• [Materials provided]:
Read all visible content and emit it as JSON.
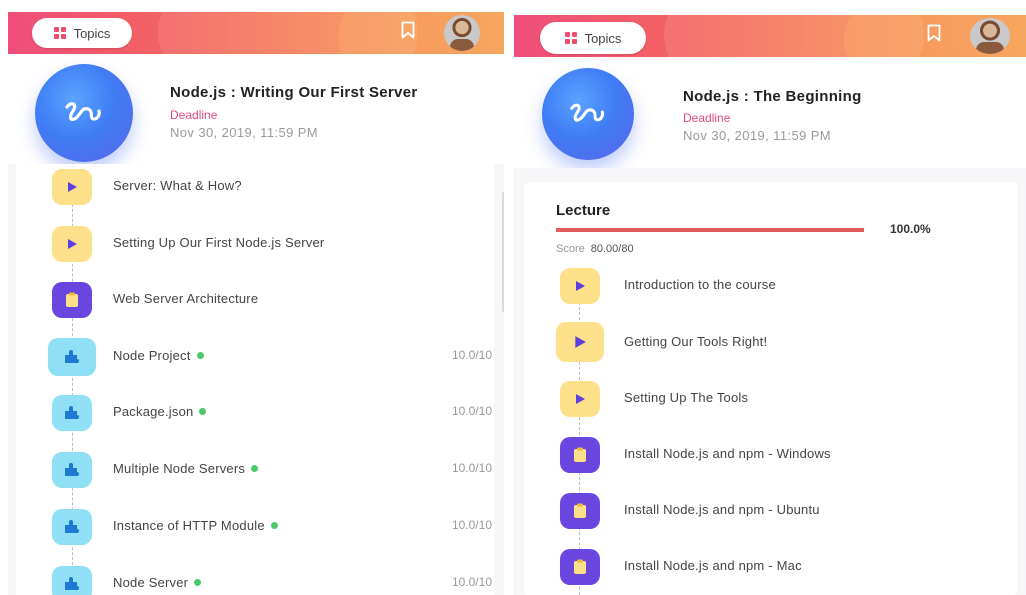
{
  "left": {
    "topics_label": "Topics",
    "course_title": "Node.js : Writing Our First Server",
    "deadline_label": "Deadline",
    "deadline_date": "Nov 30, 2019, 11:59 PM",
    "items": [
      {
        "type": "video-icon",
        "label": "Server: What & How?"
      },
      {
        "type": "video-icon",
        "label": "Setting Up Our First Node.js Server"
      },
      {
        "type": "clipboard-icon",
        "label": "Web Server Architecture"
      },
      {
        "type": "puzzle-icon",
        "label": "Node Project",
        "score": "10.0/10",
        "completed": true
      },
      {
        "type": "puzzle-icon",
        "label": "Package.json",
        "score": "10.0/10",
        "completed": true
      },
      {
        "type": "puzzle-icon",
        "label": "Multiple Node Servers",
        "score": "10.0/10",
        "completed": true
      },
      {
        "type": "puzzle-icon",
        "label": "Instance of HTTP Module",
        "score": "10.0/10",
        "completed": true
      },
      {
        "type": "puzzle-icon",
        "label": "Node Server",
        "score": "10.0/10",
        "completed": true
      }
    ]
  },
  "right": {
    "topics_label": "Topics",
    "course_title": "Node.js : The Beginning",
    "deadline_label": "Deadline",
    "deadline_date": "Nov 30, 2019, 11:59 PM",
    "section_title": "Lecture",
    "progress_percent": 100,
    "progress_label": "100.0%",
    "score_label": "Score",
    "score_value": "80.00/80",
    "items": [
      {
        "type": "video-icon",
        "label": "Introduction to the course"
      },
      {
        "type": "video-icon",
        "label": "Getting Our Tools Right!"
      },
      {
        "type": "video-icon",
        "label": "Setting Up The Tools"
      },
      {
        "type": "clipboard-icon",
        "label": "Install Node.js and npm - Windows"
      },
      {
        "type": "clipboard-icon",
        "label": "Install Node.js and npm - Ubuntu"
      },
      {
        "type": "clipboard-icon",
        "label": "Install Node.js and npm - Mac"
      }
    ]
  },
  "colors": {
    "header_gradient_start": "#ef4e7b",
    "header_gradient_end": "#f5a05a",
    "deadline": "#e24a7a",
    "logo_blue": "#3f7df5",
    "progress": "#e25a5a",
    "completed_dot": "#4cc86a",
    "video_bg": "#fde08a",
    "doc_bg": "#6b45e0",
    "puzzle_bg": "#8fe0f5"
  }
}
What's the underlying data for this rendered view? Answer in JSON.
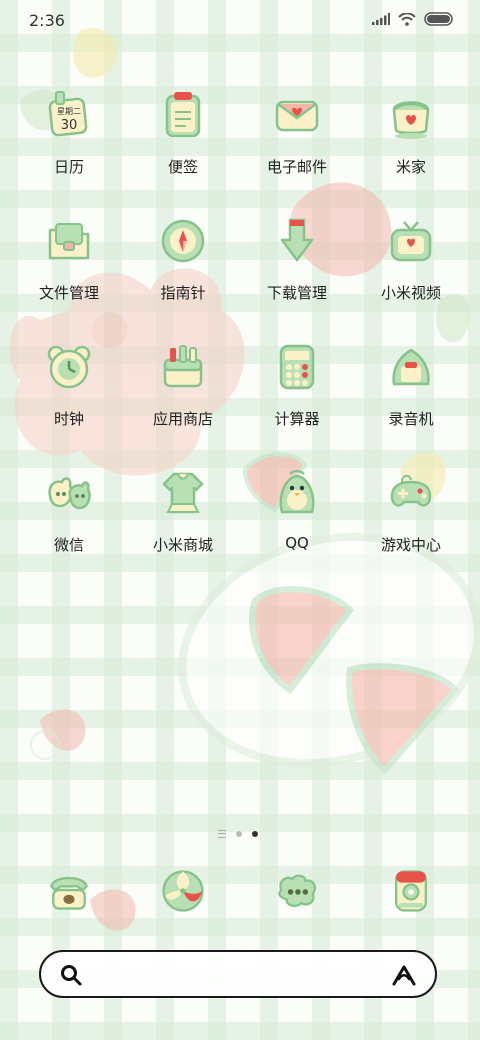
{
  "status": {
    "time": "2:36"
  },
  "apps": [
    {
      "label": "日历",
      "icon": "calendar-icon",
      "date_text": "星期二",
      "date_num": "30"
    },
    {
      "label": "便签",
      "icon": "notes-icon"
    },
    {
      "label": "电子邮件",
      "icon": "mail-icon"
    },
    {
      "label": "米家",
      "icon": "home-icon"
    },
    {
      "label": "文件管理",
      "icon": "folder-icon"
    },
    {
      "label": "指南针",
      "icon": "compass-icon"
    },
    {
      "label": "下载管理",
      "icon": "download-icon"
    },
    {
      "label": "小米视频",
      "icon": "tv-icon"
    },
    {
      "label": "时钟",
      "icon": "clock-icon"
    },
    {
      "label": "应用商店",
      "icon": "store-icon"
    },
    {
      "label": "计算器",
      "icon": "calculator-icon"
    },
    {
      "label": "录音机",
      "icon": "recorder-icon"
    },
    {
      "label": "微信",
      "icon": "wechat-icon"
    },
    {
      "label": "小米商城",
      "icon": "mall-icon"
    },
    {
      "label": "QQ",
      "icon": "qq-icon"
    },
    {
      "label": "游戏中心",
      "icon": "gamepad-icon"
    }
  ],
  "dock": [
    {
      "icon": "phone-icon"
    },
    {
      "icon": "browser-icon"
    },
    {
      "icon": "messages-icon"
    },
    {
      "icon": "camera-icon"
    }
  ],
  "pager": {
    "pages": 2,
    "current": 2
  },
  "colors": {
    "green": "#b9dfb4",
    "cream": "#fbf1c9",
    "pink": "#f3b6ad",
    "red": "#e8524a",
    "outline": "#86c38a"
  }
}
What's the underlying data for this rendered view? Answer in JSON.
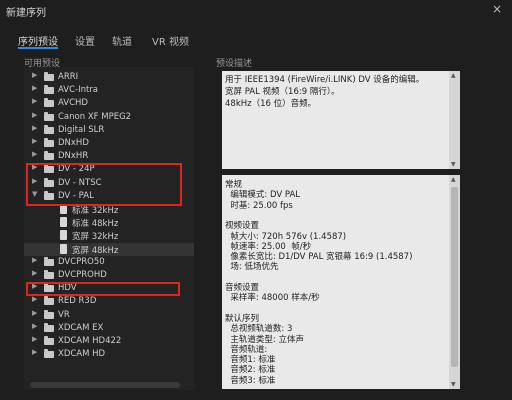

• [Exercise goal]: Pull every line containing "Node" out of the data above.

• [Result for this exercise]:
    "course_title": "Node.js : Writing Our First Server",
        "label": "Setting Up Our First Node.js Server"
        "label": "Node Project",
        "label": "Multiple Node Servers",
        "label": "Node Server",
    "course_title": "Node.js : The Beginning",
        "label": "Install Node.js and npm - Windows"
        "label": "Install Node.js and npm - Ubuntu"
        "label": "Install Node.js and npm - Mac"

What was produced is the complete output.